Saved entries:
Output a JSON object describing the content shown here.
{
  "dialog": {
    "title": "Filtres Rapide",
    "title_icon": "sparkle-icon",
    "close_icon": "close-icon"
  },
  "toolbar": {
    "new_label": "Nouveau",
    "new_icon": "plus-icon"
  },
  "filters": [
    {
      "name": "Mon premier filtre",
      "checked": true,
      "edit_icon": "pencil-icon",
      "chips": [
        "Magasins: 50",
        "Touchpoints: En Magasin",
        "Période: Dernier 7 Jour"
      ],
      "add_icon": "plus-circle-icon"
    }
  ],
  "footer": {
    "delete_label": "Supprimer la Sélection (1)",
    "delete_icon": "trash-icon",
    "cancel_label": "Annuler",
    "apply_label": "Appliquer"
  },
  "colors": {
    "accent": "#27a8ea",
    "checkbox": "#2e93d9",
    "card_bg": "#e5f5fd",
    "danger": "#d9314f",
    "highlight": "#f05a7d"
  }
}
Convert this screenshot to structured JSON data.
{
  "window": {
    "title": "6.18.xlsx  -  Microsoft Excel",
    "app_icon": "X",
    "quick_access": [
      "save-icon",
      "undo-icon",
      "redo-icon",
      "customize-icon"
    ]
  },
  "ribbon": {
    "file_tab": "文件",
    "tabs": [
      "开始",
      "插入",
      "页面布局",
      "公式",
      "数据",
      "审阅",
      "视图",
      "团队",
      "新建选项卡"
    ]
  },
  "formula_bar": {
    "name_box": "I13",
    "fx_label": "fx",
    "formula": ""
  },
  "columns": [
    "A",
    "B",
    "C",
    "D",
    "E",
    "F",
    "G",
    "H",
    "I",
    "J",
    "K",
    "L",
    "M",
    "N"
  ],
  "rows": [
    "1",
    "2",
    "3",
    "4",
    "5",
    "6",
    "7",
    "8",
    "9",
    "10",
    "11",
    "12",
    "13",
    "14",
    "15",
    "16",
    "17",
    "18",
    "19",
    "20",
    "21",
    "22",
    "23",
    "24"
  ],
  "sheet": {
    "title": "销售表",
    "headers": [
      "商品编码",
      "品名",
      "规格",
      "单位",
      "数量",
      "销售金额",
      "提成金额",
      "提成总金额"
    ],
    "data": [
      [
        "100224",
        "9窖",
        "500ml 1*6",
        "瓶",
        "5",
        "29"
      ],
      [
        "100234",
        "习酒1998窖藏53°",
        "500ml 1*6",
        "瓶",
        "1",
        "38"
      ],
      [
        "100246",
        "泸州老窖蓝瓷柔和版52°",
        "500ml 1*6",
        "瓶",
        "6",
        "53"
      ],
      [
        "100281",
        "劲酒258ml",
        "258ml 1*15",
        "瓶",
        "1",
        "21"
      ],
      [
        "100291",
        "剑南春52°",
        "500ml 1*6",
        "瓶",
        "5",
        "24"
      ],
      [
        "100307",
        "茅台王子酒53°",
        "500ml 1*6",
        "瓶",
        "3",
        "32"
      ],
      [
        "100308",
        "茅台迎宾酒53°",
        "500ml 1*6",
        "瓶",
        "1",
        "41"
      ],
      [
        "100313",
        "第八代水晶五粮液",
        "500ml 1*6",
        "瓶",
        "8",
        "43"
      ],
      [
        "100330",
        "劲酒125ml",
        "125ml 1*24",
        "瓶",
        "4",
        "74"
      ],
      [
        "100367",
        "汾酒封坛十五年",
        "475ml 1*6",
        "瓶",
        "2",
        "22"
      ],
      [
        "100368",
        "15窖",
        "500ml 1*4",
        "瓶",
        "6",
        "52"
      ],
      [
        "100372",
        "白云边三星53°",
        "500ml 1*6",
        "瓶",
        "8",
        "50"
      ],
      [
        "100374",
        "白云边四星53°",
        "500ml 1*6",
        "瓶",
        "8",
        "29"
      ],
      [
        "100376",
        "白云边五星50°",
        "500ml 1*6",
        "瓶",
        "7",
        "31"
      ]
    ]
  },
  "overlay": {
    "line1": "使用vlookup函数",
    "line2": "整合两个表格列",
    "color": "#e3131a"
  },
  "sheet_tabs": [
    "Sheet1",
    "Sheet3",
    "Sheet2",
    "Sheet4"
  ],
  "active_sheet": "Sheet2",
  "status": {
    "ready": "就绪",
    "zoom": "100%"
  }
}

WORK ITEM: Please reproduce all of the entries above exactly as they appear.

EXERCISE SOLUTION:
Output a JSON object describing the content shown here.
{
  "dialog": {
    "title": "Filtres Rapide",
    "title_icon": "sparkle-icon",
    "close_icon": "close-icon"
  },
  "toolbar": {
    "new_label": "Nouveau",
    "new_icon": "plus-icon"
  },
  "filters": [
    {
      "name": "Mon premier filtre",
      "checked": true,
      "edit_icon": "pencil-icon",
      "chips": [
        "Magasins: 50",
        "Touchpoints: En Magasin",
        "Période: Dernier 7 Jour"
      ],
      "add_icon": "plus-circle-icon"
    }
  ],
  "footer": {
    "delete_label": "Supprimer la Sélection (1)",
    "delete_icon": "trash-icon",
    "cancel_label": "Annuler",
    "apply_label": "Appliquer"
  },
  "colors": {
    "accent": "#27a8ea",
    "checkbox": "#2e93d9",
    "card_bg": "#e5f5fd",
    "danger": "#d9314f",
    "highlight": "#f05a7d"
  }
}
Convert this screenshot to structured JSON data.
{
  "window": {
    "title": "6.18.xlsx  -  Microsoft Excel",
    "app_icon": "X",
    "quick_access": [
      "save-icon",
      "undo-icon",
      "redo-icon",
      "customize-icon"
    ]
  },
  "ribbon": {
    "file_tab": "文件",
    "tabs": [
      "开始",
      "插入",
      "页面布局",
      "公式",
      "数据",
      "审阅",
      "视图",
      "团队",
      "新建选项卡"
    ]
  },
  "formula_bar": {
    "name_box": "I13",
    "fx_label": "fx",
    "formula": ""
  },
  "columns": [
    "A",
    "B",
    "C",
    "D",
    "E",
    "F",
    "G",
    "H",
    "I",
    "J",
    "K",
    "L",
    "M",
    "N"
  ],
  "rows": [
    "1",
    "2",
    "3",
    "4",
    "5",
    "6",
    "7",
    "8",
    "9",
    "10",
    "11",
    "12",
    "13",
    "14",
    "15",
    "16",
    "17",
    "18",
    "19",
    "20",
    "21",
    "22",
    "23",
    "24"
  ],
  "sheet": {
    "title": "销售表",
    "headers": [
      "商品编码",
      "品名",
      "规格",
      "单位",
      "数量",
      "销售金额",
      "提成金额",
      "提成总金额"
    ],
    "data": [
      [
        "100224",
        "9窖",
        "500ml 1*6",
        "瓶",
        "5",
        "29"
      ],
      [
        "100234",
        "习酒1998窖藏53°",
        "500ml 1*6",
        "瓶",
        "1",
        "38"
      ],
      [
        "100246",
        "泸州老窖蓝瓷柔和版52°",
        "500ml 1*6",
        "瓶",
        "6",
        "53"
      ],
      [
        "100281",
        "劲酒258ml",
        "258ml 1*15",
        "瓶",
        "1",
        "21"
      ],
      [
        "100291",
        "剑南春52°",
        "500ml 1*6",
        "瓶",
        "5",
        "24"
      ],
      [
        "100307",
        "茅台王子酒53°",
        "500ml 1*6",
        "瓶",
        "3",
        "32"
      ],
      [
        "100308",
        "茅台迎宾酒53°",
        "500ml 1*6",
        "瓶",
        "1",
        "41"
      ],
      [
        "100313",
        "第八代水晶五粮液",
        "500ml 1*6",
        "瓶",
        "8",
        "43"
      ],
      [
        "100330",
        "劲酒125ml",
        "125ml 1*24",
        "瓶",
        "4",
        "74"
      ],
      [
        "100367",
        "汾酒封坛十五年",
        "475ml 1*6",
        "瓶",
        "2",
        "22"
      ],
      [
        "100368",
        "15窖",
        "500ml 1*4",
        "瓶",
        "6",
        "52"
      ],
      [
        "100372",
        "白云边三星53°",
        "500ml 1*6",
        "瓶",
        "8",
        "50"
      ],
      [
        "100374",
        "白云边四星53°",
        "500ml 1*6",
        "瓶",
        "8",
        "29"
      ],
      [
        "100376",
        "白云边五星50°",
        "500ml 1*6",
        "瓶",
        "7",
        "31"
      ]
    ]
  },
  "overlay": {
    "line1": "使用vlookup函数",
    "line2": "整合两个表格列",
    "color": "#e3131a"
  },
  "sheet_tabs": [
    "Sheet1",
    "Sheet3",
    "Sheet2",
    "Sheet4"
  ],
  "active_sheet": "Sheet2",
  "status": {
    "ready": "就绪",
    "zoom": "100%"
  }
}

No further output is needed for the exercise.